Our weekly series of Think Pieces continues today with our third paper, Regional disparities and development in the UK written by Dr. David Nguyen, a Research Economist in the Trade, Investment and Productivity Directorate at the National Institute of Economic and Social Research (NIESR). The report uses data to show how the UK’s regional disparities have varied over time from the 1960s to the present day; before seeking to model the ‘under-performance’ of regions in order to establish what a ‘spatially rebalanced’ region may look like.

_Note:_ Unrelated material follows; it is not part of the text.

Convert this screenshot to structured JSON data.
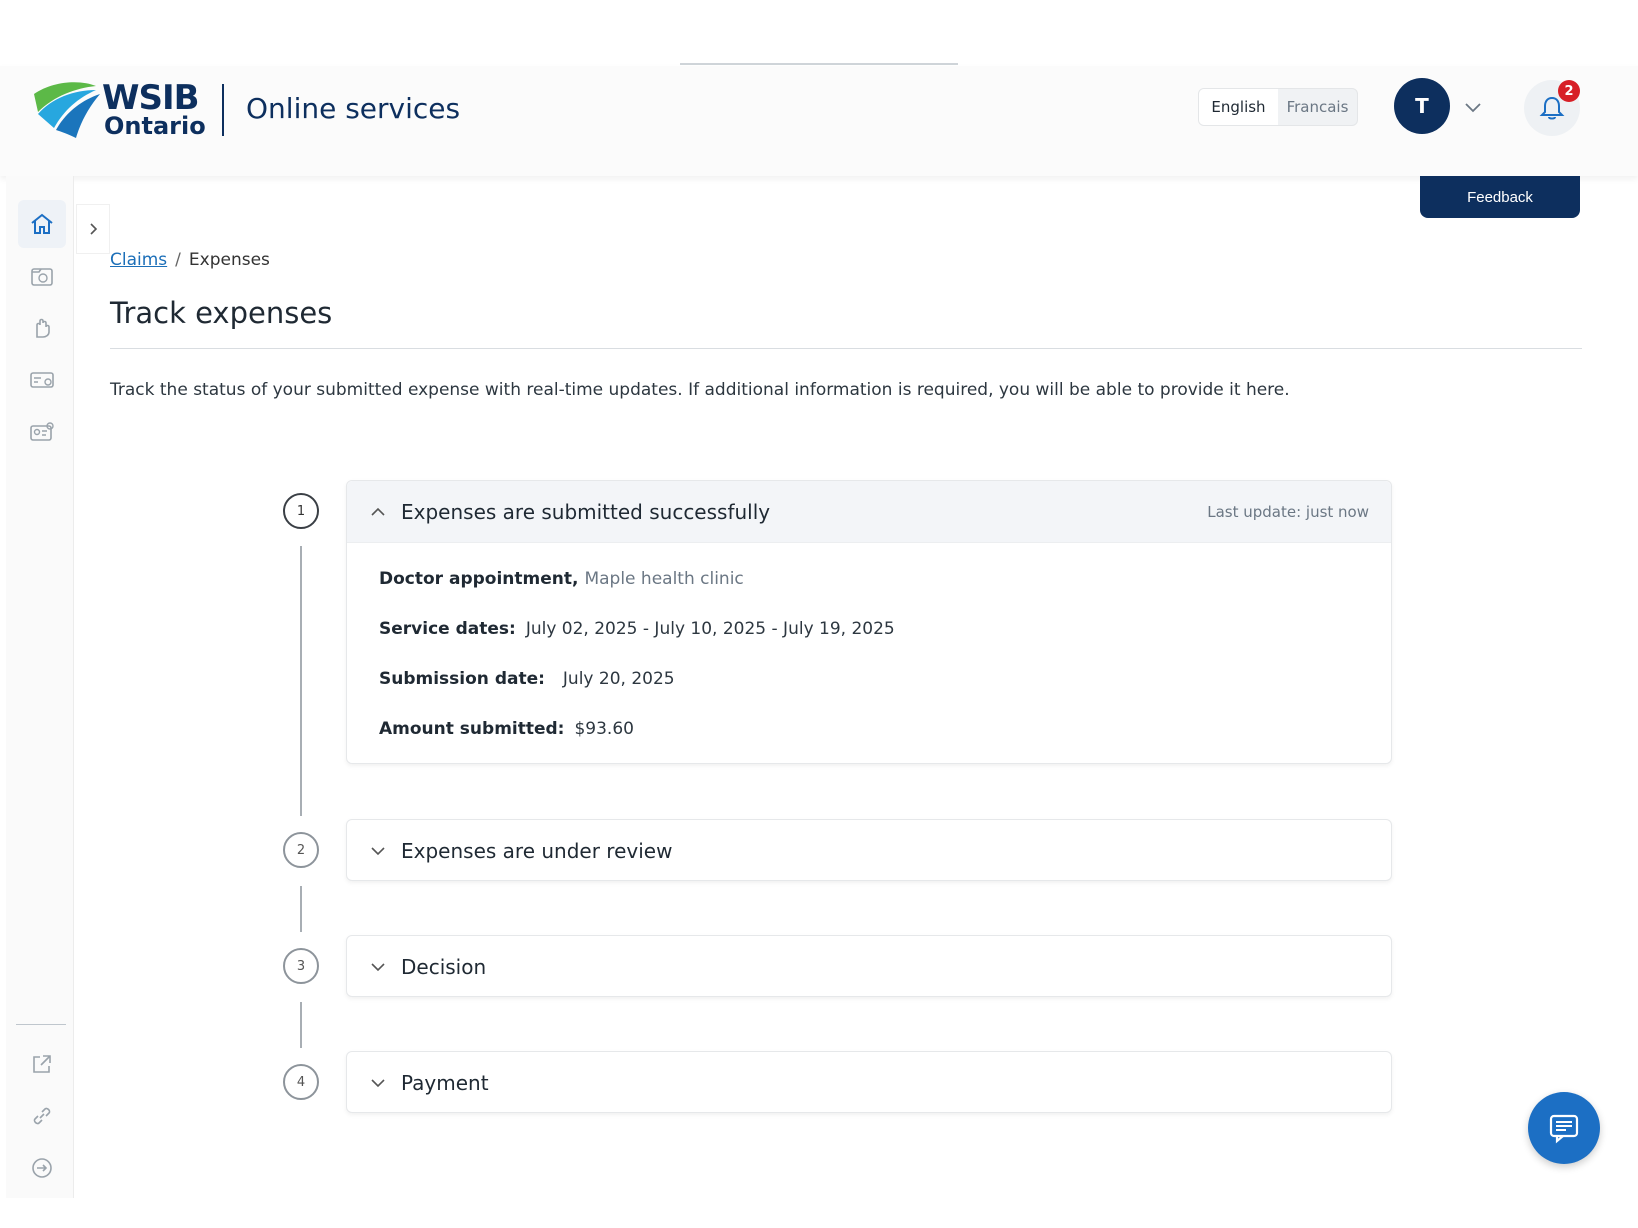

Dr. Nguyen comes to a number of conclusions, including finding that labour productivity differs across the UK’s regions – with 72% of the UK having an output per hour worked below the national average (NUTS-3 regions). Indeed, using data for regional labour productivity from the Office for National Statistic’s Gross Value Added dataset at a local authority level he finds that the absolute difference in regional productivity can vary by as much as 107 percentage points, from just 65% of average productivity in Powys to 172% above the national average in Tower Hamlets.
However, Dr. Nguyen goes on to state that by definition regional disparities are relative, and that they are meaningless without a politically agreed benchmark. Combined with the question of whether both Greater London and the South East of England over-performs at the expense of the rest of the UK; or if indeed other regions of the UK are in fact ‘under-performing’, Dr. Nguyen adds that there should be a national conversation about regional economic performance. This conversation could focus on whether improvements should be compared against either national performance, or the long-term potential of the region itself.
Read Dr. Nguyen’s Think Piece in full here:
Dr. Nguyen is also a Research Associate for the Office for National Statistics’ Economic Statistics Centre of Excellence (ESCoE). His main research interest is to analyse, measure and understand modern economies, with his present work focused on improving measurements of GDP and welfare, focusing on the importance of intangible inputs in an increasingly digital economy (e.g. cloud services, AI, data).